■ **INFORMATION GIVEN**
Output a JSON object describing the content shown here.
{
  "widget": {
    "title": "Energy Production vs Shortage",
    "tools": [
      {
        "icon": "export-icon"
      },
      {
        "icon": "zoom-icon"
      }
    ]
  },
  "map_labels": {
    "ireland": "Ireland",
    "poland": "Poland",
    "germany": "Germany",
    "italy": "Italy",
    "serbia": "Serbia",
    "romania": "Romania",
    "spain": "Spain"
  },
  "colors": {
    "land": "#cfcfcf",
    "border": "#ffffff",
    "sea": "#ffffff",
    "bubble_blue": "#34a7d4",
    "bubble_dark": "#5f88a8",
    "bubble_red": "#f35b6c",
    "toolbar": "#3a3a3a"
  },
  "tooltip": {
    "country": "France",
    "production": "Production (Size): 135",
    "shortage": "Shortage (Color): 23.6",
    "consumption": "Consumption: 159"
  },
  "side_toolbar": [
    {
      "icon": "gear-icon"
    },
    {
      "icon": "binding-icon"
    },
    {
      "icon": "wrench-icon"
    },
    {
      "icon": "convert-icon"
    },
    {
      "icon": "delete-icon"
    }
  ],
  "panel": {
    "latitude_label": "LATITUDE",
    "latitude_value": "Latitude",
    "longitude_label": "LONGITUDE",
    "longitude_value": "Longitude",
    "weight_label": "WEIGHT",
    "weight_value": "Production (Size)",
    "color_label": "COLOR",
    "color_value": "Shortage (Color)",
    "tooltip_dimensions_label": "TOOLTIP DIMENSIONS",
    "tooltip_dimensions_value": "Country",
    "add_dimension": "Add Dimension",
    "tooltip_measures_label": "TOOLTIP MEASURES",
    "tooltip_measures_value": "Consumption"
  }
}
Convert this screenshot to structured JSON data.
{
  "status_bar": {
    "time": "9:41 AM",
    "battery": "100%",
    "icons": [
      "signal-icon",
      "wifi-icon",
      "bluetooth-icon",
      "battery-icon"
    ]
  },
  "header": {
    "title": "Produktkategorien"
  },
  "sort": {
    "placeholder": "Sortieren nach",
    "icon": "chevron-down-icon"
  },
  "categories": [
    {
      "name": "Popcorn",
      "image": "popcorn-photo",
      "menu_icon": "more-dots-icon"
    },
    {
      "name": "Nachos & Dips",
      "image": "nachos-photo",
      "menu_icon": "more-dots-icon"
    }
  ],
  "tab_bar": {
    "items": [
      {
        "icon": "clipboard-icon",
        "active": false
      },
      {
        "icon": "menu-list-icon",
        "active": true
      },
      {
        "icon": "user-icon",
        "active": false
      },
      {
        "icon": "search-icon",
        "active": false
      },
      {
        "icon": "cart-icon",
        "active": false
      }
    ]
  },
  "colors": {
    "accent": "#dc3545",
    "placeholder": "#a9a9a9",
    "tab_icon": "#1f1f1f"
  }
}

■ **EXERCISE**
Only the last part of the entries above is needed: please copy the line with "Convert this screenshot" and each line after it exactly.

■ **RESULT OF THE TASK**
Convert this screenshot to structured JSON data.
{
  "status_bar": {
    "time": "9:41 AM",
    "battery": "100%",
    "icons": [
      "signal-icon",
      "wifi-icon",
      "bluetooth-icon",
      "battery-icon"
    ]
  },
  "header": {
    "title": "Produktkategorien"
  },
  "sort": {
    "placeholder": "Sortieren nach",
    "icon": "chevron-down-icon"
  },
  "categories": [
    {
      "name": "Popcorn",
      "image": "popcorn-photo",
      "menu_icon": "more-dots-icon"
    },
    {
      "name": "Nachos & Dips",
      "image": "nachos-photo",
      "menu_icon": "more-dots-icon"
    }
  ],
  "tab_bar": {
    "items": [
      {
        "icon": "clipboard-icon",
        "active": false
      },
      {
        "icon": "menu-list-icon",
        "active": true
      },
      {
        "icon": "user-icon",
        "active": false
      },
      {
        "icon": "search-icon",
        "active": false
      },
      {
        "icon": "cart-icon",
        "active": false
      }
    ]
  },
  "colors": {
    "accent": "#dc3545",
    "placeholder": "#a9a9a9",
    "tab_icon": "#1f1f1f"
  }
}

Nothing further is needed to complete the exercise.